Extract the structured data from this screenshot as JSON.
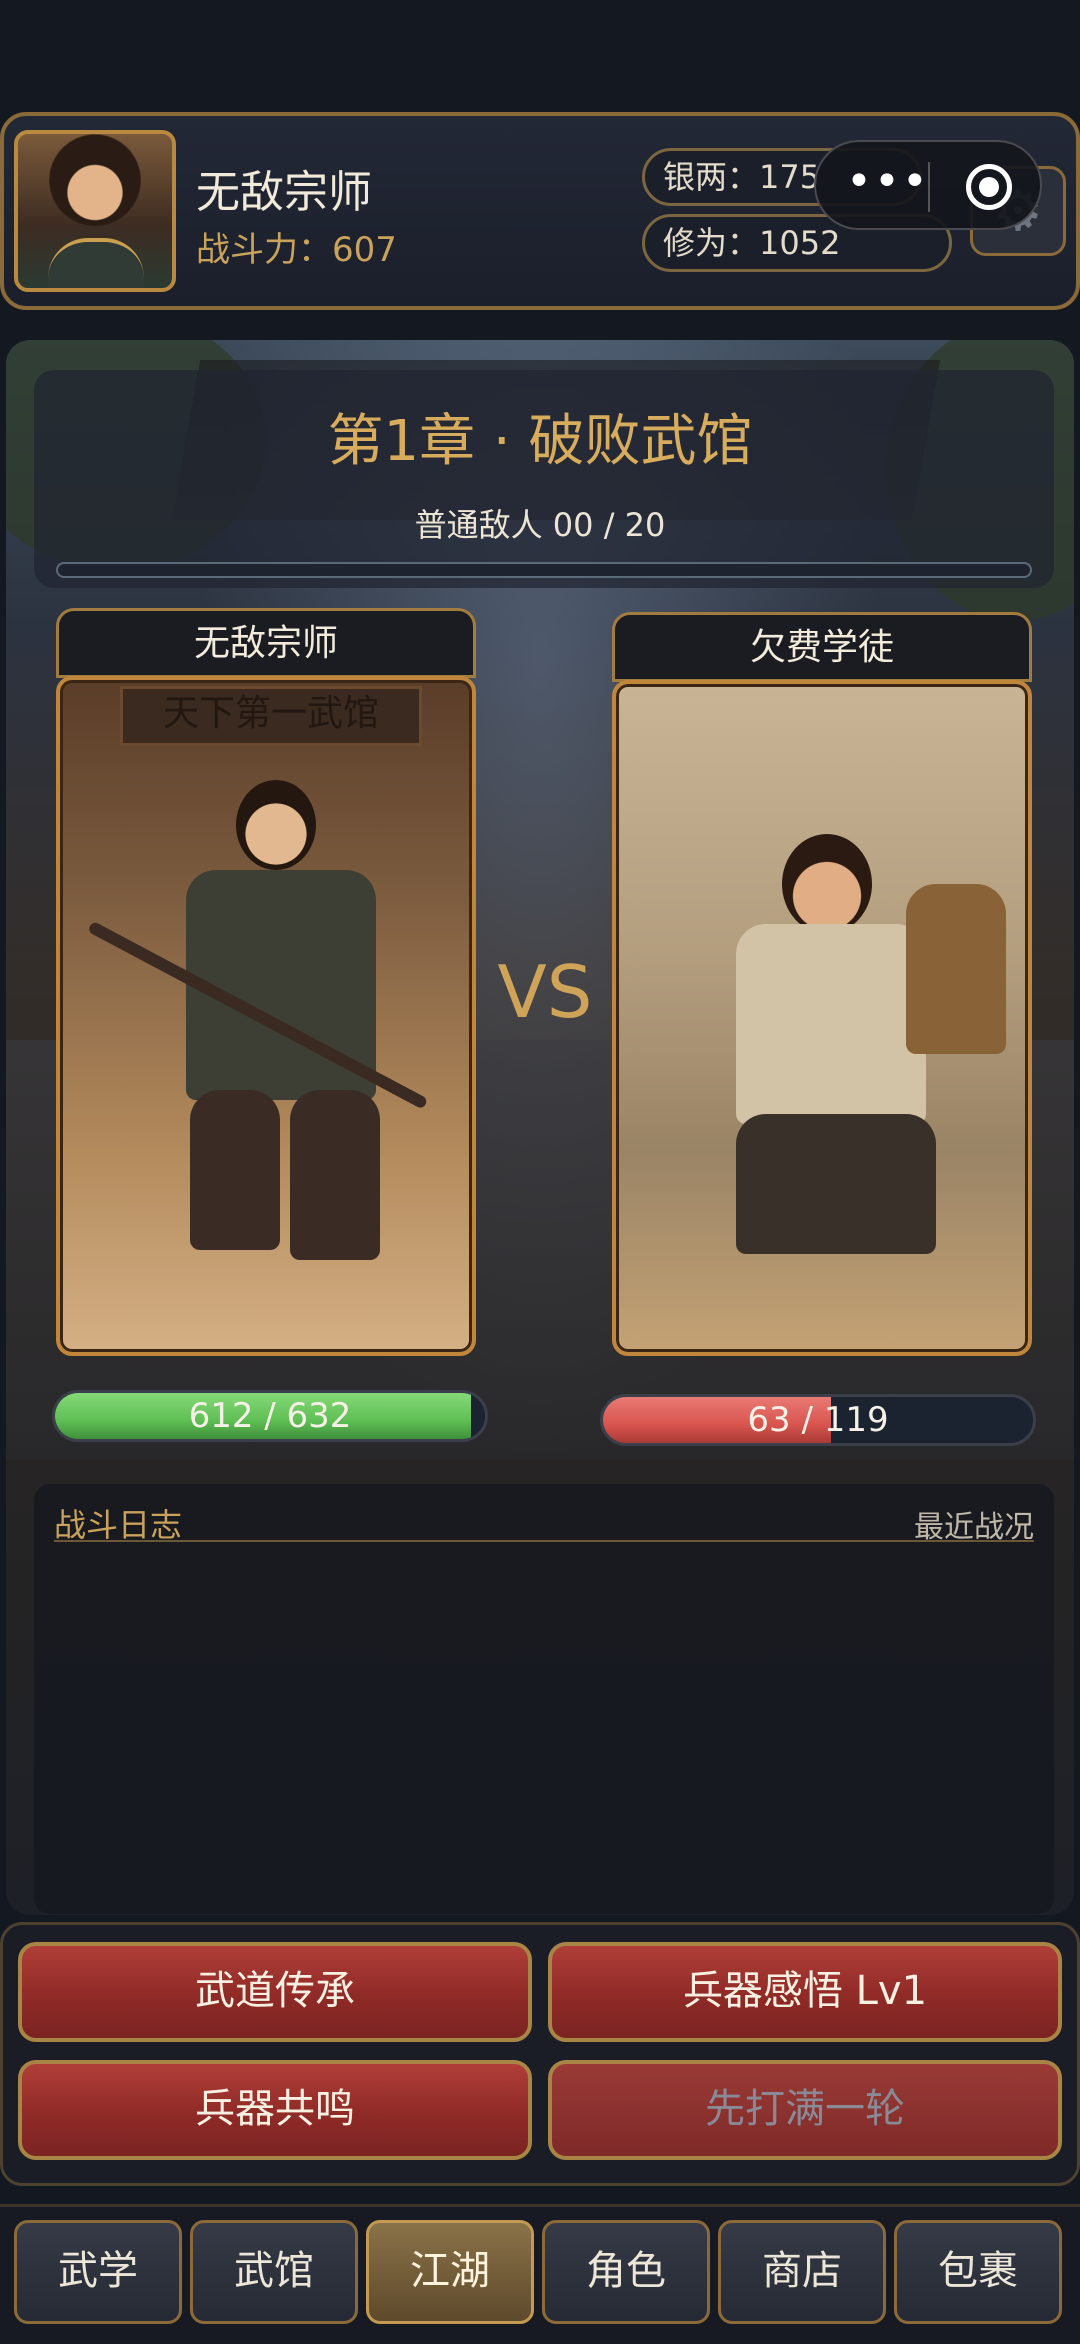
{
  "player": {
    "name": "无敌宗师",
    "power_label": "战斗力：607",
    "silver_label": "银两：175",
    "cultivation_label": "修为：1052"
  },
  "chapter": {
    "title": "第1章 · 破败武馆",
    "enemy_count": "普通敌人  00 / 20",
    "progress": 0.0
  },
  "battle": {
    "left": {
      "name": "无敌宗师",
      "hp_text": "612 / 632",
      "hp": 612,
      "hp_max": 632,
      "sign_text": "天下第一武馆",
      "hp_color": "#5fbf55"
    },
    "right": {
      "name": "欠费学徒",
      "hp_text": "63 / 119",
      "hp": 63,
      "hp_max": 119,
      "hp_color": "#d9544f"
    },
    "vs": "VS"
  },
  "log": {
    "title": "战斗日志",
    "recent_label": "最近战况"
  },
  "actions": [
    {
      "label": "武道传承",
      "enabled": true
    },
    {
      "label": "兵器感悟 Lv1",
      "enabled": true
    },
    {
      "label": "兵器共鸣",
      "enabled": true
    },
    {
      "label": "先打满一轮",
      "enabled": false
    }
  ],
  "nav": {
    "active": "江湖",
    "items": [
      "武学",
      "武馆",
      "江湖",
      "角色",
      "商店",
      "包裹"
    ]
  },
  "mini_program": {
    "more_icon": "more-dots-icon",
    "close_icon": "target-icon"
  },
  "settings_icon": "gear-icon"
}
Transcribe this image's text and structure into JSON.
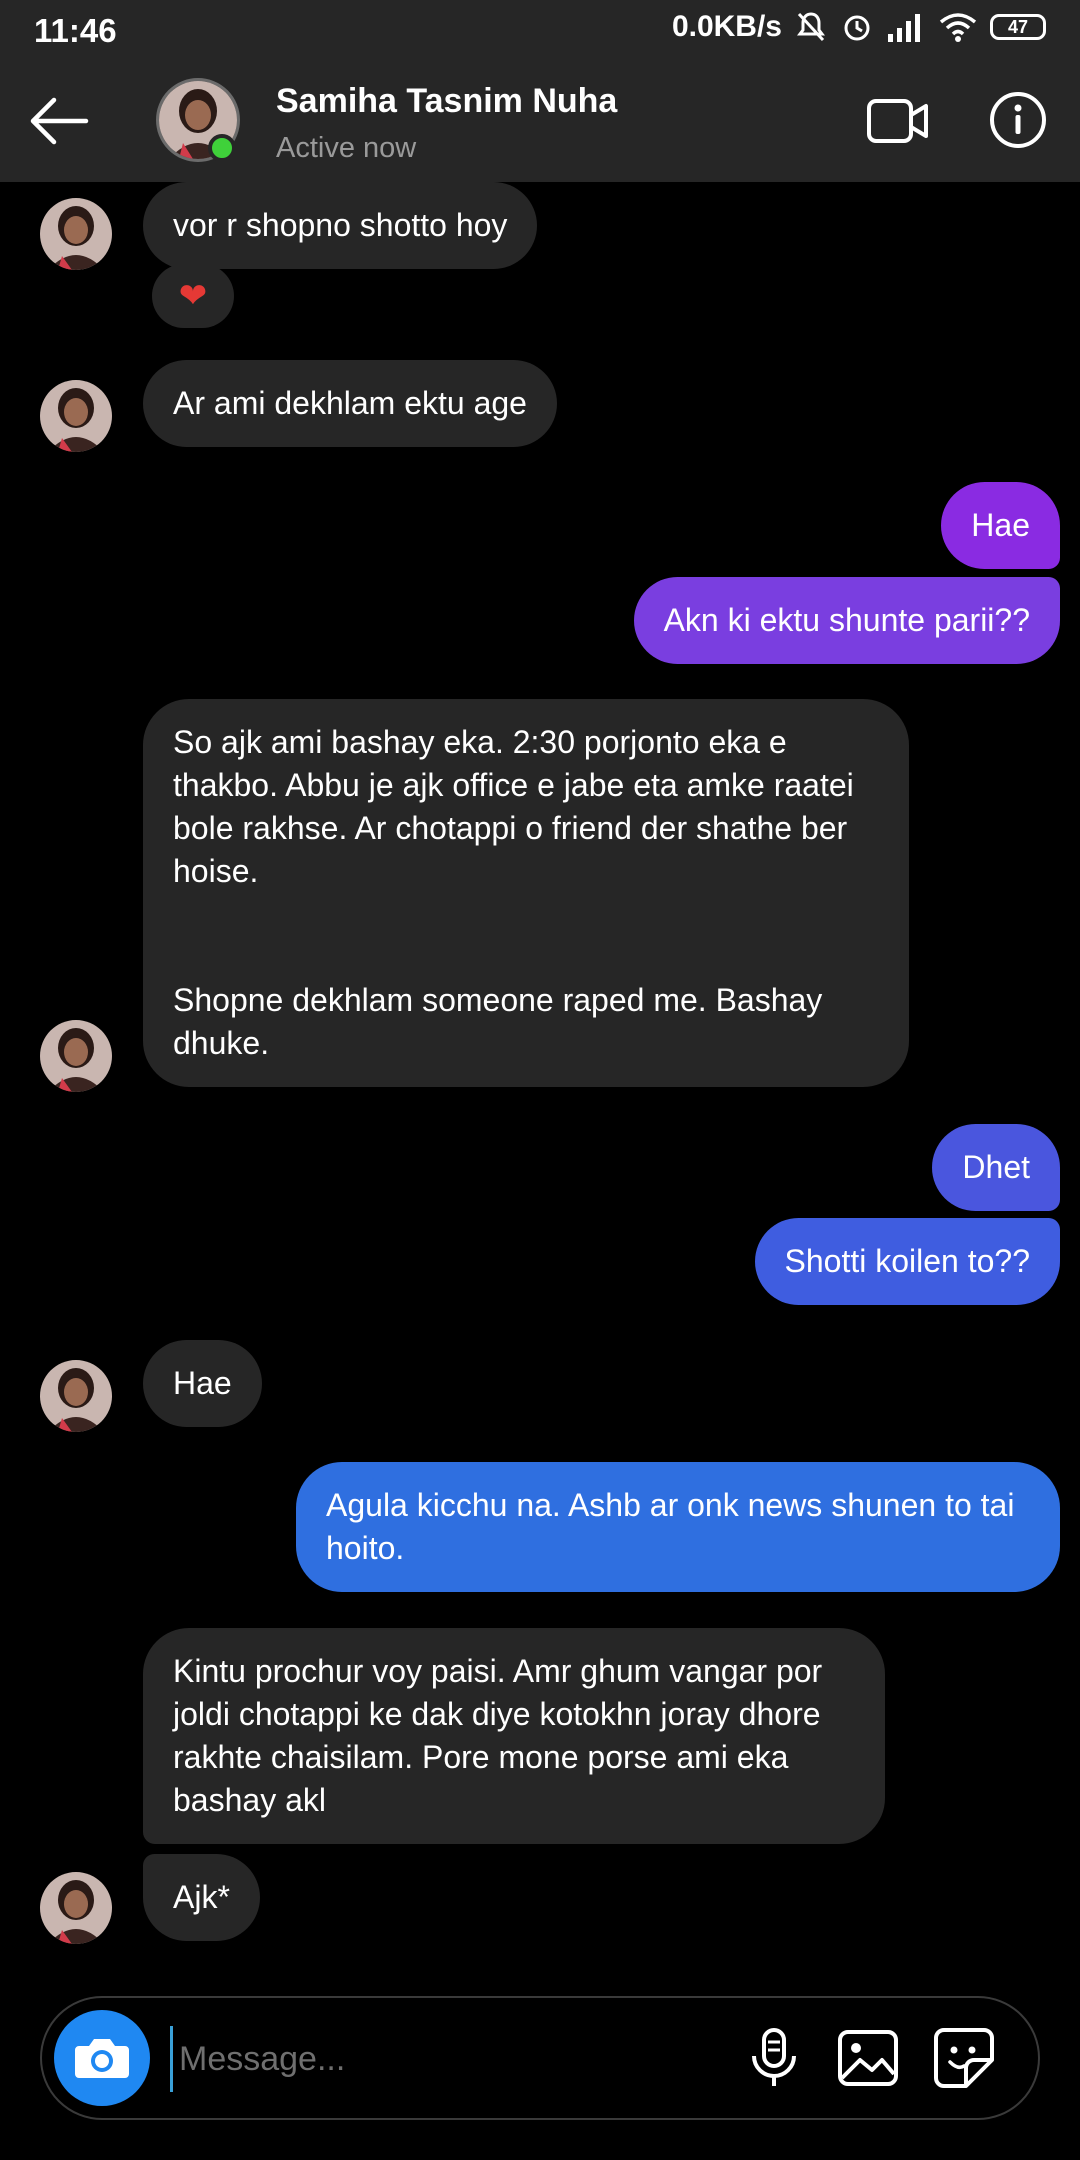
{
  "status_bar": {
    "time": "11:46",
    "speed": "0.0KB/s",
    "battery": "47"
  },
  "header": {
    "name": "Samiha Tasnim Nuha",
    "status": "Active now"
  },
  "messages": [
    {
      "side": "in",
      "text": "vor r shopno shotto hoy",
      "reaction": "❤"
    },
    {
      "side": "in",
      "text": "Ar ami dekhlam ektu age"
    },
    {
      "side": "out",
      "text": "Hae"
    },
    {
      "side": "out",
      "text": "Akn ki ektu shunte parii??"
    },
    {
      "side": "in",
      "text": "So ajk ami bashay eka. 2:30 porjonto eka e thakbo. Abbu je ajk office e jabe eta amke raatei bole rakhse. Ar chotappi o friend der shathe ber hoise.\n\n\nShopne dekhlam someone raped me. Bashay dhuke."
    },
    {
      "side": "out",
      "text": "Dhet"
    },
    {
      "side": "out",
      "text": "Shotti koilen to??"
    },
    {
      "side": "in",
      "text": "Hae"
    },
    {
      "side": "out",
      "text": "Agula kicchu na. Ashb ar onk news shunen to tai hoito."
    },
    {
      "side": "in",
      "text": "Kintu prochur voy paisi. Amr ghum vangar por joldi chotappi ke dak diye kotokhn joray dhore rakhte chaisilam. Pore mone porse ami eka bashay akl"
    },
    {
      "side": "in",
      "text": "Ajk*"
    }
  ],
  "composer": {
    "placeholder": "Message..."
  },
  "colors": {
    "background": "#000000",
    "incoming": "#262626",
    "outgoing_top": "#8a2be2",
    "outgoing_bottom": "#2f6fe0",
    "accent": "#1f88f2",
    "online": "#3fd13a"
  },
  "icons": [
    "back-arrow-icon",
    "video-camera-icon",
    "info-icon",
    "camera-icon",
    "microphone-icon",
    "gallery-icon",
    "sticker-icon",
    "heart-icon"
  ]
}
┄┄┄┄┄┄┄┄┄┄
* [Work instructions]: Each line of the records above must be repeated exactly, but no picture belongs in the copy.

* [Response]:
Extract the structured data from this screenshot as JSON.
{
  "player": {
    "name": "无敌宗师",
    "power_label": "战斗力：607",
    "silver_label": "银两：175",
    "cultivation_label": "修为：1052"
  },
  "chapter": {
    "title": "第1章 · 破败武馆",
    "enemy_count": "普通敌人  00 / 20",
    "progress": 0.0
  },
  "battle": {
    "left": {
      "name": "无敌宗师",
      "hp_text": "612 / 632",
      "hp": 612,
      "hp_max": 632,
      "sign_text": "天下第一武馆",
      "hp_color": "#5fbf55"
    },
    "right": {
      "name": "欠费学徒",
      "hp_text": "63 / 119",
      "hp": 63,
      "hp_max": 119,
      "hp_color": "#d9544f"
    },
    "vs": "VS"
  },
  "log": {
    "title": "战斗日志",
    "recent_label": "最近战况"
  },
  "actions": [
    {
      "label": "武道传承",
      "enabled": true
    },
    {
      "label": "兵器感悟 Lv1",
      "enabled": true
    },
    {
      "label": "兵器共鸣",
      "enabled": true
    },
    {
      "label": "先打满一轮",
      "enabled": false
    }
  ],
  "nav": {
    "active": "江湖",
    "items": [
      "武学",
      "武馆",
      "江湖",
      "角色",
      "商店",
      "包裹"
    ]
  },
  "mini_program": {
    "more_icon": "more-dots-icon",
    "close_icon": "target-icon"
  },
  "settings_icon": "gear-icon"
}
Transcribe this image's text and structure into JSON.
{
  "status_bar": {
    "time": "11:46",
    "speed": "0.0KB/s",
    "battery": "47"
  },
  "header": {
    "name": "Samiha Tasnim Nuha",
    "status": "Active now"
  },
  "messages": [
    {
      "side": "in",
      "text": "vor r shopno shotto hoy",
      "reaction": "❤"
    },
    {
      "side": "in",
      "text": "Ar ami dekhlam ektu age"
    },
    {
      "side": "out",
      "text": "Hae"
    },
    {
      "side": "out",
      "text": "Akn ki ektu shunte parii??"
    },
    {
      "side": "in",
      "text": "So ajk ami bashay eka. 2:30 porjonto eka e thakbo. Abbu je ajk office e jabe eta amke raatei bole rakhse. Ar chotappi o friend der shathe ber hoise.\n\n\nShopne dekhlam someone raped me. Bashay dhuke."
    },
    {
      "side": "out",
      "text": "Dhet"
    },
    {
      "side": "out",
      "text": "Shotti koilen to??"
    },
    {
      "side": "in",
      "text": "Hae"
    },
    {
      "side": "out",
      "text": "Agula kicchu na. Ashb ar onk news shunen to tai hoito."
    },
    {
      "side": "in",
      "text": "Kintu prochur voy paisi. Amr ghum vangar por joldi chotappi ke dak diye kotokhn joray dhore rakhte chaisilam. Pore mone porse ami eka bashay akl"
    },
    {
      "side": "in",
      "text": "Ajk*"
    }
  ],
  "composer": {
    "placeholder": "Message..."
  },
  "colors": {
    "background": "#000000",
    "incoming": "#262626",
    "outgoing_top": "#8a2be2",
    "outgoing_bottom": "#2f6fe0",
    "accent": "#1f88f2",
    "online": "#3fd13a"
  },
  "icons": [
    "back-arrow-icon",
    "video-camera-icon",
    "info-icon",
    "camera-icon",
    "microphone-icon",
    "gallery-icon",
    "sticker-icon",
    "heart-icon"
  ]
}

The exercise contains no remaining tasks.